ESR News April 2016

Radiation incidents and accidents in radiology departments

John Damilakis, Professor of Medical Physics


Scientific literature shows the existence of a large variation of patient radiation doses in diagnostic and interventional x-ray examinations, mainly due to differences in examination protocols. However, there are radiation incidents involving the exposure of a patient to a dose much greater than intended. The main reasons for these very high doses are a) lack of knowledge in medical radiation protection, b) poor equipment knowledge and c) use of inappropriate protocols. There are also other causes of accidental exposure, such as the failure of staff to properly check the identity of patients. This may lead to radiation exposure of a patient who undergoes an x-ray procedure intended for another patient.

There are data on radiological incidents/accidents in the literature. A recent review paper provides information on radiation overexposure accidents worldwide (1). A well known accident occurred in 2009, when more than 250 patients in the USA received overdoses from brain perfusion CT. In some patients, deterministic effects (skin injuries and hair loss) were observed after the exposure. However, there are also radiation incidents where radiation doses are not high enough to produce deterministic effects. In these cases, the problem may go undetected.
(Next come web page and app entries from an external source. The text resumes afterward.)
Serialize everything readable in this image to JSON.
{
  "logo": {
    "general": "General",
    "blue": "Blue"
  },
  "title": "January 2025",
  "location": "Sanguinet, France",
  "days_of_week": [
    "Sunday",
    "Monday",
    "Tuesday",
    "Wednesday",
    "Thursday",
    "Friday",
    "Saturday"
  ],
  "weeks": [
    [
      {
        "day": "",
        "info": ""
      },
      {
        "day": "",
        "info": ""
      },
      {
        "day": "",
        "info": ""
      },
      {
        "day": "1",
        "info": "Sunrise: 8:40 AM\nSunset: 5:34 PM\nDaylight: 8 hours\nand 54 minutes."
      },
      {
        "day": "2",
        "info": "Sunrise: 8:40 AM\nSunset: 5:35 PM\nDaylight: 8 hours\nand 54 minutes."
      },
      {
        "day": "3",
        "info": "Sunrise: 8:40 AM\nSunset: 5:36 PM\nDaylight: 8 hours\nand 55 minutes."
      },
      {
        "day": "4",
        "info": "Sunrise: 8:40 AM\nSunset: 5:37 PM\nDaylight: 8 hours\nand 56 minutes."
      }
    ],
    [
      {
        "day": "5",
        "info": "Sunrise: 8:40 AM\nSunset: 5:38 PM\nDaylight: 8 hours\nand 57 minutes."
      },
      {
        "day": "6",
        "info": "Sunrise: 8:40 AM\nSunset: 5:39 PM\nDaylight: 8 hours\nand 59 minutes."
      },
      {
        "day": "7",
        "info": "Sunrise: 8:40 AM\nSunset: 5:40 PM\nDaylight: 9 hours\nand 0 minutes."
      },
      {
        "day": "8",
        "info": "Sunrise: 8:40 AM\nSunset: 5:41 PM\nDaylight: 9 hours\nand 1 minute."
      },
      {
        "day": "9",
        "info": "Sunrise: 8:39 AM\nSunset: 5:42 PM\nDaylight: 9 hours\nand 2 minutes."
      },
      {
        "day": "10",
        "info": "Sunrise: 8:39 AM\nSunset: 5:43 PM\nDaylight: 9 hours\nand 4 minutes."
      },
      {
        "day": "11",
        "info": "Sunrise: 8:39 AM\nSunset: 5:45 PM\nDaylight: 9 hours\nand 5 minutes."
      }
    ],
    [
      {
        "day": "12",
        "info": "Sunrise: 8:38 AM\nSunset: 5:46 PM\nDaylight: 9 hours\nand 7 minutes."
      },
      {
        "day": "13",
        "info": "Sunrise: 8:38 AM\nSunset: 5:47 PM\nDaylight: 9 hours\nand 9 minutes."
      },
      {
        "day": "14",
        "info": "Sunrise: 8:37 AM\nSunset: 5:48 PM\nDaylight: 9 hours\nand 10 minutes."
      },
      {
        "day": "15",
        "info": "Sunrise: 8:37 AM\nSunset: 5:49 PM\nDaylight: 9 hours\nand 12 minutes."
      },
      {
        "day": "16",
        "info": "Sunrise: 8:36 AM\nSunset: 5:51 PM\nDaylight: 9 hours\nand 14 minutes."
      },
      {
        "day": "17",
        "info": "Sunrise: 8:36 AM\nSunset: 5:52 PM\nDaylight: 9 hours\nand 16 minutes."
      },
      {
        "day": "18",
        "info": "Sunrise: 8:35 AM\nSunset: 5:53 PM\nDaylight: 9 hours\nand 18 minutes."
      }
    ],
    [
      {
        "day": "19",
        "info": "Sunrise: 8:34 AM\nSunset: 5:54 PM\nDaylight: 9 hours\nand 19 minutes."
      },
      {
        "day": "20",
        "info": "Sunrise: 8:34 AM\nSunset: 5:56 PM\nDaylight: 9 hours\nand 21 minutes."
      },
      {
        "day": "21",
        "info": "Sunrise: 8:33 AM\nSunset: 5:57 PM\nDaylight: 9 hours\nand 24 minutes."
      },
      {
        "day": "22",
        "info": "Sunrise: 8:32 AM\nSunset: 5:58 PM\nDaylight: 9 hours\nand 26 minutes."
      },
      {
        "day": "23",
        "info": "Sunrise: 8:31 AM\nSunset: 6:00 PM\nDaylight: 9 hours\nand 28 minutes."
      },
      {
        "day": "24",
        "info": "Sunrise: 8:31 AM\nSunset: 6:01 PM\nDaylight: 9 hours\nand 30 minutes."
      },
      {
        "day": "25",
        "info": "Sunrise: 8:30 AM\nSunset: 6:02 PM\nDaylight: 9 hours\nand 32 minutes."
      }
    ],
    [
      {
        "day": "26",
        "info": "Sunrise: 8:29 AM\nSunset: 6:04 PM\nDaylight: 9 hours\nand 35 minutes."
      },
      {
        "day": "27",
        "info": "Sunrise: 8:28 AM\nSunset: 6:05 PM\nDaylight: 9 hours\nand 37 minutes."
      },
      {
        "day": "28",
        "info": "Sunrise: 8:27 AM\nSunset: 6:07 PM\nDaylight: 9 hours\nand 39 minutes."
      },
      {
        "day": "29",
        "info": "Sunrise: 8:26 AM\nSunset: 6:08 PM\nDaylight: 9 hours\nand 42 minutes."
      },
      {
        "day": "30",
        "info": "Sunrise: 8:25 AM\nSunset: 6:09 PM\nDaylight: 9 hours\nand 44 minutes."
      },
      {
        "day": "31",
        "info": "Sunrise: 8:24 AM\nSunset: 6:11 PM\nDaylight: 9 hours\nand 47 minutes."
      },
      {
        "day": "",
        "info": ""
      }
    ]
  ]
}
The possibility of pregnancy should always be evaluated before an x-ray diagnostic or interventional procedure. Accidental irradiation of pregnant patients during the first post-conception weeks leads to unnecessary termination of pregnancies. To avoid these radiation accidents, proper pregnancy screening is needed. Referring physicians must check a box on the examination request form if the patient is pregnant. For abdominal procedures, thorough investigation of the reproductive status of young female patients is needed. It is very important to have pregnancy warning posters at the reception areas and patient waiting rooms

In fluoroscopically-guided interventional procedures with very long screening times, there is a possibility of cell killing sufficient to result in radiation-induced injuries in certain tissues of patients. Procedures typically involving extended fluoroscopic time include vascular embolisation, stent and filter placement, thrombolytic and fibrinolytic procedures, percutaneous transhepatic cholangiography, percutaneous nephrostomy, biliary drainage, percutaneous transluminal angioplasty and urinary/biliary stone removal. Interventional radiologists performing these procedures should be aware of the potential for injuries during these procedures. To avoid radiation overexposure accidents in interventional suites, interventional radiologists, in cooperation with medical physicists, should establish standard clinical protocols for each specific type of procedure performed. Cumulative absorbed dose to the skin should be limited to the minimum necessary for the clinical task. Medical physicists should perform detailed dose measurements to derive dose rates for each mode of operation used in each interventional system. Dose information should be included in the patient’s record to allow estimation of the absorbed dose to the skin in case of skin injury. It is important to note that radiation-induced lesions from fluoroscopic interventional procedures are not immediately visible because the radiation effects may appear several days, weeks or months following the exposure. Thus, patients sometimes are undiagnosed or misdiagnosed. For this reason, interventional radiologists should advise patients to provide information about their history of fluoroscopy exposure to the physician if they notice skin injuries.

Accidental medical exposure is a source of continuing concern. Article 63 of the new European Union Basic Safety Standards (2) focuses on accidental and unintended exposure. This article states that ‘Member States shall ensure that:

(a) all reasonable measures are taken to minimise the probability and magnitude of accidental or unintended exposures of individuals subject to medical exposure;

(b) for radiotherapeutic practices the quality assurance programme includes a study of the risk of accidental or unintended exposures;

(c) for all medical exposures the undertaking implements an appropriate system for the record keeping and analysis of events involving or potentially involving accidental or unintended medical exposures, commensurate with the radiological risk posed by the practice;

(d) arrangements are made to inform the referrer and the practitioner, and the patient, or their representative, about clinically significant unintended or accidental exposures and the results of the analysis;

(e) (i) the undertaking declares as soon as possible to the competent authority the occurrence of significant events as defined by the competent authority;

(ii) the results of the investigation and the corrective measures to avoid such events are reported to the competent authority within the time period specified by the Member State;

(f) mechanisms are in place for the timely dissemination of information, relevant to radiation protection in medical exposure, regarding lessons learned from significant events’.



  1. Coeytaux K et al, Reported radiation overexposure accidents worldwide, 1980-2013 : A systematic review. PLos One, Mar 19;10(3):e0118709, 2015
  2. Council of the European Union. (2013). Council Directive 2013/59/Euratom laying down basic safety standards for protection against the dangers arising from exposure to ionising radiation, and repealing Directives 89/618/Euratom, 90/641/Euratom, 96/29/Euratom, 97/43/Euratom and 2003/122/Euratom. Official Journal L-13 of 17.01.2014.